The Euro fell through a near-term floor against the Dollar and could be on course to test parity on current trends say some analysts, but losses were also notable against Pound Sterling and the majority of other G10 currencies.

The near-ubiquity of Euro losses therefore confirms the currency is weighed down by idiosyncratic factors.

Natural gas prices soared in Europe on Thursday on news Russia was sanctioning energy companies, specifically a key Polish pipeline that could squeeze supplies to Europe further.

Russia sanctioned EuRoPol GAZ SA, the owner of the Polish part of the Yamal-Europe gas pipeline.

Russia also sanctioned units of Gazprom Germania and dozens of other companies based in countries that have imposed sanctions on Russia in response to its invasion of Ukraine.

31 companies were listed on May 11 by the Russian government and they are now banned from conducting transactions and entering Russian ports.

Gas prices surged and markets were trading deep in the red, with Germany's DAX down more than 2.0%.

The Euro to Dollar exchange rate slumped 0.75% to trade at 1.0436.

"The bottom line is that we can't accurately price the risk of a disruption to Europe's gas supplies, but if it happened, the risk of EUR/USD breaking parity would be substantial, and that keeps the natural urge to start building a long-term position in euros at bay," says Kit Juckes, FX Strategist at Société Générale.

The Pound to Euro exchange rate surged by 0.80% to trade at 1.1725, confirming markets see the UK as being an arms length away from Europe's energy woes. (Set your FX rate alert here).


Euro vs. Dollar and Pound

Above: EUR/USD (top) and GBP/EUR (bottom) at five minute intervals.

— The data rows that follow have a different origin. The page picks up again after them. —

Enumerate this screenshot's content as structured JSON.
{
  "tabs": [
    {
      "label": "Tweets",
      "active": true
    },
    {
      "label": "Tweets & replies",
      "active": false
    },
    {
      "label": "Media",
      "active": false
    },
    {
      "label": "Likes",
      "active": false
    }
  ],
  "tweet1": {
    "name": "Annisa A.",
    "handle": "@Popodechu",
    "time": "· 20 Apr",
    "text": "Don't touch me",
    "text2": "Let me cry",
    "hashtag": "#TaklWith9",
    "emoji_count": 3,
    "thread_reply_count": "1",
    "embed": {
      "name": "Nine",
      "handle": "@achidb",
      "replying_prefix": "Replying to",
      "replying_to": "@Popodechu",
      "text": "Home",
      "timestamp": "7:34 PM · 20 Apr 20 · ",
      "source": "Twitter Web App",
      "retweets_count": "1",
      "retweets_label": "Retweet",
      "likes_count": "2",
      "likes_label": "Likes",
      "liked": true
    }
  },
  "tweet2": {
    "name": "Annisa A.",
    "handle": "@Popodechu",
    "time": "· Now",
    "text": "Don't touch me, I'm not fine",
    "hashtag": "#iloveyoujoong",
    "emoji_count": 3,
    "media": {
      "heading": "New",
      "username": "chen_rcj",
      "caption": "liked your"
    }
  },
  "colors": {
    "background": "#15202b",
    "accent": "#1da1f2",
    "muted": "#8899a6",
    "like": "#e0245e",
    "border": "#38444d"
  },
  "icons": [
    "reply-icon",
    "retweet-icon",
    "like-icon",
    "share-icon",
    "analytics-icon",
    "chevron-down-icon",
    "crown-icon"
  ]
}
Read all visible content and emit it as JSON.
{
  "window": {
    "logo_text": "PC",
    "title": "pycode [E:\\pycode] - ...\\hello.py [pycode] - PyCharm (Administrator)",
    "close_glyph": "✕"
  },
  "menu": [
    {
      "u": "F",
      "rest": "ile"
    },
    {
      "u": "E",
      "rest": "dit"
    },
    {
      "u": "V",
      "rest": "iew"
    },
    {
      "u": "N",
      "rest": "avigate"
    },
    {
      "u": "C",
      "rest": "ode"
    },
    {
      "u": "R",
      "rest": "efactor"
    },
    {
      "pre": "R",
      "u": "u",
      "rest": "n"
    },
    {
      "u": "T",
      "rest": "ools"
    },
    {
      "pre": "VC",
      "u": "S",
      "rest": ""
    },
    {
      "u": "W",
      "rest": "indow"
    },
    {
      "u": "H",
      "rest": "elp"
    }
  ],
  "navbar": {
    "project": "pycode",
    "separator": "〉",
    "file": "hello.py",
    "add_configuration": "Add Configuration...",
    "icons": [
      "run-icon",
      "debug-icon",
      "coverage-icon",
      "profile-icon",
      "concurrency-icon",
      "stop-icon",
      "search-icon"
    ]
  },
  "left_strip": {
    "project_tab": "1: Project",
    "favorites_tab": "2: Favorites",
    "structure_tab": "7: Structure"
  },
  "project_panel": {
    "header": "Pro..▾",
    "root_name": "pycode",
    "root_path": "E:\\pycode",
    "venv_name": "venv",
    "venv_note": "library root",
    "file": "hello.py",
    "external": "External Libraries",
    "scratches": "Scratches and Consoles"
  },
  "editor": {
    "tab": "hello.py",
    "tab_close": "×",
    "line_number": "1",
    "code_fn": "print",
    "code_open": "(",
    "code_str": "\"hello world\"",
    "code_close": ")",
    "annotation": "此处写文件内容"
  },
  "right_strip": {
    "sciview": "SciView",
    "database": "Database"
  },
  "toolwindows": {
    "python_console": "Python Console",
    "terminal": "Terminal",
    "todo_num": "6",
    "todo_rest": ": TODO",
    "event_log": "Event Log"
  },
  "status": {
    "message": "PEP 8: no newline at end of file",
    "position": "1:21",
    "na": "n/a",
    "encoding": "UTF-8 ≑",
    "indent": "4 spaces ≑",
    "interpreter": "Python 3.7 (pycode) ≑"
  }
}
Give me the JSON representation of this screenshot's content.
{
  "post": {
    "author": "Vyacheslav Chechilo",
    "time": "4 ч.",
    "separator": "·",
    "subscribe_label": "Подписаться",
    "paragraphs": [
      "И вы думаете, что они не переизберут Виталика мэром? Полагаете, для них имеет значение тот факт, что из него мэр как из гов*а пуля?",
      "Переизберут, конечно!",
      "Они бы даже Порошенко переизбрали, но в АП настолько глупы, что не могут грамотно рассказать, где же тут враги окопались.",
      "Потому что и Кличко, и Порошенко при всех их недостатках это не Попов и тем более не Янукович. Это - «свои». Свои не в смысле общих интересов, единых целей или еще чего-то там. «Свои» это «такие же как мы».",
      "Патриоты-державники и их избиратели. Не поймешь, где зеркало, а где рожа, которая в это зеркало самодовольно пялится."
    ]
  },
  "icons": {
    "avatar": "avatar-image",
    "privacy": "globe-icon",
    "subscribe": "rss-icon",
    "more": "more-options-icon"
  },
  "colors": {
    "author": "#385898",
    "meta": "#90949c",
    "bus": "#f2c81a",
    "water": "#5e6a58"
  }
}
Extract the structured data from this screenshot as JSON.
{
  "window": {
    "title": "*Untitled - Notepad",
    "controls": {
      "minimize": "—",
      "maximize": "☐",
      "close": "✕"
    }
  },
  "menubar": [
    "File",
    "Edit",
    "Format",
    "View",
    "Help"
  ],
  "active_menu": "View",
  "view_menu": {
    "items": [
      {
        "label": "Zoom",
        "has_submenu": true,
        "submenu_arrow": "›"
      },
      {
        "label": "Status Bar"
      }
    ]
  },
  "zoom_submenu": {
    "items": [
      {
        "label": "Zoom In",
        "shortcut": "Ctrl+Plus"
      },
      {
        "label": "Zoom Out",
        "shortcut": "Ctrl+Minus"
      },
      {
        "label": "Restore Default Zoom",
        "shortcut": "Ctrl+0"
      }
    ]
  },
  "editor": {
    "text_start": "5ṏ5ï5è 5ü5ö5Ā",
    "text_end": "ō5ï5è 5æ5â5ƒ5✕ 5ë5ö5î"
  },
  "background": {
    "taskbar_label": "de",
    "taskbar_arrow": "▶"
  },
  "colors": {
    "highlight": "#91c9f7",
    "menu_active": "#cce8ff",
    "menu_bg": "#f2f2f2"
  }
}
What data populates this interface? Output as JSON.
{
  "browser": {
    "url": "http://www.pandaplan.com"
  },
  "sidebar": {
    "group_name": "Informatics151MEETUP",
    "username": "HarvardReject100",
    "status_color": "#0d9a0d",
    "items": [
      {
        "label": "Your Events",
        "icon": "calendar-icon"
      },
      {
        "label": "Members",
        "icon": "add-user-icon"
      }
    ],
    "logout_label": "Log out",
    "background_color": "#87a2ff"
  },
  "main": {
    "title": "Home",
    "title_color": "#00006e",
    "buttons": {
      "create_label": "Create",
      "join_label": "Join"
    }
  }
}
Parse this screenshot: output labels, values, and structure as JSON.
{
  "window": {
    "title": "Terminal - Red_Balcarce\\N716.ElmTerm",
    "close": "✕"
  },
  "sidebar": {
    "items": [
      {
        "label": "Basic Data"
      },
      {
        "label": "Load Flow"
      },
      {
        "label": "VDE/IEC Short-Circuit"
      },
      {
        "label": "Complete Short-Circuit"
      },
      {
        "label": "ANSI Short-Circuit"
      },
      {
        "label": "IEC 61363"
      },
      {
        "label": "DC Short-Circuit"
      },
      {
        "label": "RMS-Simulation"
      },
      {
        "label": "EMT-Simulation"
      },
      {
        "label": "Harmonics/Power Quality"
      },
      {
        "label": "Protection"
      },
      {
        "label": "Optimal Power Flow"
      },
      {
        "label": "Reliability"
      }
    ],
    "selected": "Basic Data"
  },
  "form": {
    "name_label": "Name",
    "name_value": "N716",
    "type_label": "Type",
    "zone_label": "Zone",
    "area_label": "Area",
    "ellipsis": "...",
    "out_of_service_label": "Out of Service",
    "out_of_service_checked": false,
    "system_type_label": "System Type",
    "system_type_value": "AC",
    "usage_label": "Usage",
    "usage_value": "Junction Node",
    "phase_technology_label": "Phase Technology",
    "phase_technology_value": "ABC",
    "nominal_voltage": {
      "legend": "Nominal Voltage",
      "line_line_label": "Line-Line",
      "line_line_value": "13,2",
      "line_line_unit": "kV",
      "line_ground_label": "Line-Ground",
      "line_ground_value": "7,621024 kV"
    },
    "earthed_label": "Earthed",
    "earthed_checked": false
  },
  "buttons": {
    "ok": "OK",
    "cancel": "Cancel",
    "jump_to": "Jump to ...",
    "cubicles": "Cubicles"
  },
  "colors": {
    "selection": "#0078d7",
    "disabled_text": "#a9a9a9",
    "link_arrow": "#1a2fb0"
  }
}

It was also reported the flow of Russian gas in a key pipeline to Europe through Ukraine has been disrupted due to siphoning by Russian occupying forces, according to Ukraine’s gas grid operator.

Gas flows were suspended from 7am on Wednesday at the Sokhranivka point, through which a third of Russian gas that transits Ukraine passes, Ukraine’s Gas Transmission System Operator (GTSOU) said.

The reason was that it had lost control of equipment in occupied territory, the operator said.

"With the euro area economy highly dependent on Russian gas and oil, we expect the euro to be the most affected G10 currency by the war in Ukraine," says economist Claudio Wewel at J. Safra Sarasin, the Swiss private bank and wealth manager.

Although UK gas prices are also rising it is reported Britain has an "unprecedented glut of liquefied natural gas", that gas which is shipped in from the U.S. and Middle East.

It is offloaded at British ports in liquid form, gasified, and then sent to Europe via interconnected pipelines.

This has meant UK gas supplies for next day delivery tumbled to pre-energy crisis lows at one point this week ahead of news of Russian sanctions.

The Times reports demand for gas in Britain has dropped with warmer weather and there is not enough pipeline capacity to transport all the gas that has arrived in the country to mainland Europe where it is needed.


Fuel imports and exports

Source: Macrobond, Bank J. Safra Sarasin, 09.05.2022


According to the report, LNG cargoes have been arriving at terminals in Britain with the aim of transferring them through the national network and on to Europe via subsea pipelines.

"The rate of LNG imports has exceeded the ability of the interconnector pipelines to export gas, leading to an imbalance in gas supply and demand in the UK, amplified by the UK’s lack of meaningful gas storage capacity compared to other European gas consumers," analysts at Stifel told The Times.

UK day-ahead gas prices dropped to about 40p a therm at the start of the week, down from more than 500p a therm in March.

By contrast, prices in mainland Europe remained high on Monday at more than 200p a therm at the same point.

This provides a compelling narrative for Pound-Euro upside as it suggests Eurozone inflationary pressures might be under appreciated, particularly when contrasted to the UK where negativity has reached a saturation point.